In 1998 I was invited to Baldan Baraivan, Mongolia, at the request of 97-year-old Lama Tovuu. He had studied at Baldan Baraivan as a young boy and witnessed the destruction of the monastery and the atrocities of the communist regime when monks and lamas were put to death or sent to Siberia. Lama Tovuu was sent to a labor camp but sometime in the mid-20th century, he escaped and returned to his home in Mongolia where he survived by becoming a shepherd, but never forgot his religion.

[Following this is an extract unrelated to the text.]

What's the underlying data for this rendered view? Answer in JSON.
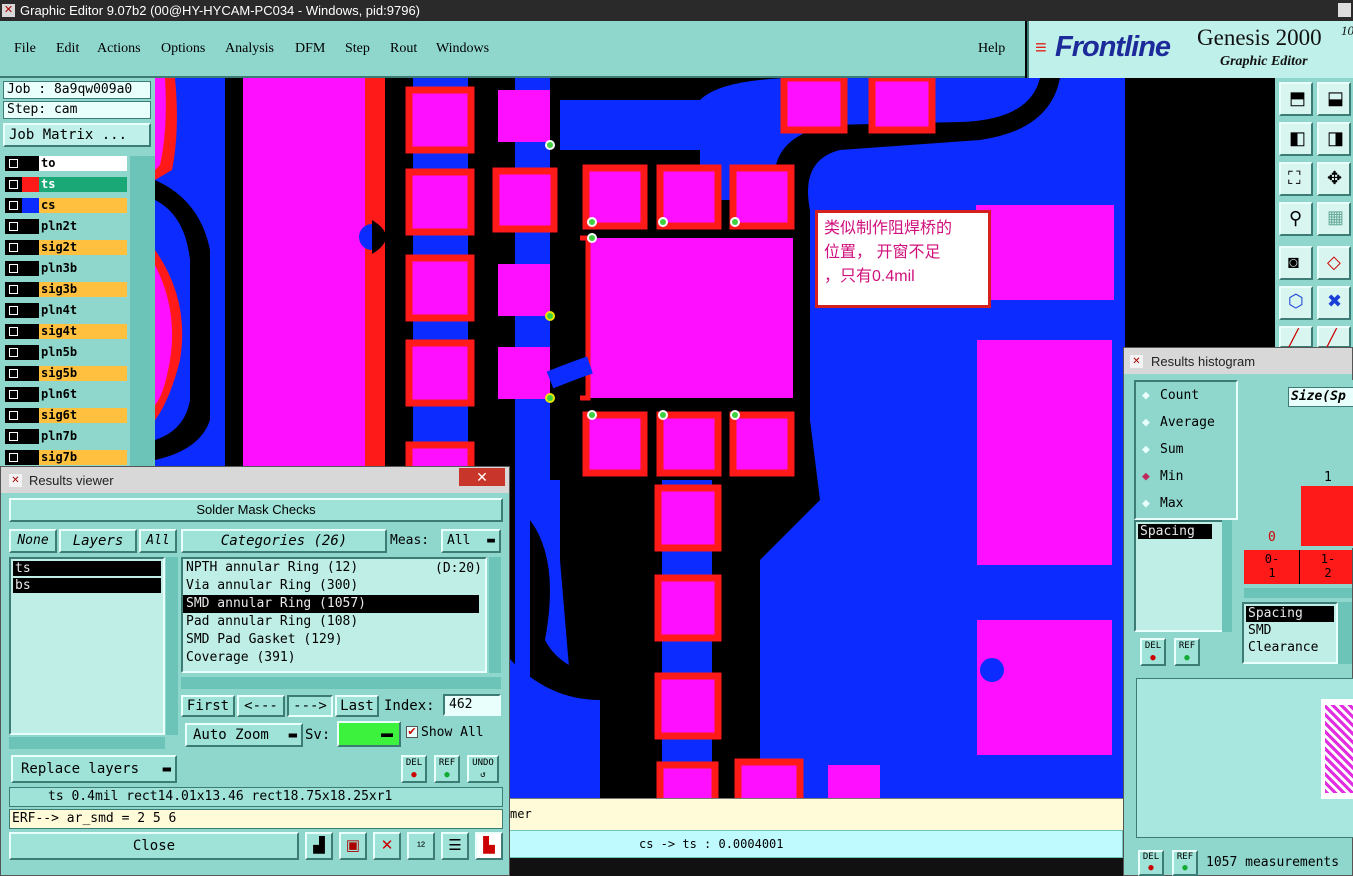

In 1990, when free elections heralded the tolerance of religion, Tovuu returned to Baldan Baraivan free once again to practice Buddhism. He and a small group of elderly monks began to teach some young boys from the area. Tovuu, supported by some younger monks, put together an ill-planned campaign to have the monastery restored. Through unusual circumstances I was sent a, low-quality Xerox, a copy of a document pleading for the restoration of this monastery.
But, Lama Tovuu lived to tell me of a dream he had earlier that year.
Less than a year later I found myself sitting face- to-face with Lama Tovuu, in his ger (yurt) at the opening to the Baldan Baraivan valley. He spoke about how the spirituality had been stolen from the younger generations who were unable to grow up and live in a Buddhist community. The lama had been sick and near death through most of the past winter and many of those around him thought he would soon pass on. But, Lama Tovuu lived to tell me of a dream he had earlier that year. He said he saw a man from the West who was going to come and rebuild this monastery. Somehow, being suspected as the person from the lama’s vision did not help my feelings of anxiety.
But, with his complete passion and devotion to Baldan Baraivan, he convinced me that this project was worth undertaking. When I reached out to say good-bye, I realized that his tears were falling softly on my hands. My interpreter said that the lama’s tears were tears of joy because he was now confident that he would one day gaze upon the restored temple.
Although Lama Tovuu passed away in the winter of 1999, the work continued under the supervision of Tovuu’s 22 year-old pupil, Guree. The Cultural Restoration Tourism Project that I founded went on to restore Baldan Baraivan with the help of volunteers from around the world. Even so, it is Lama Tovuu who deserves the thanks for making this restoration project possible.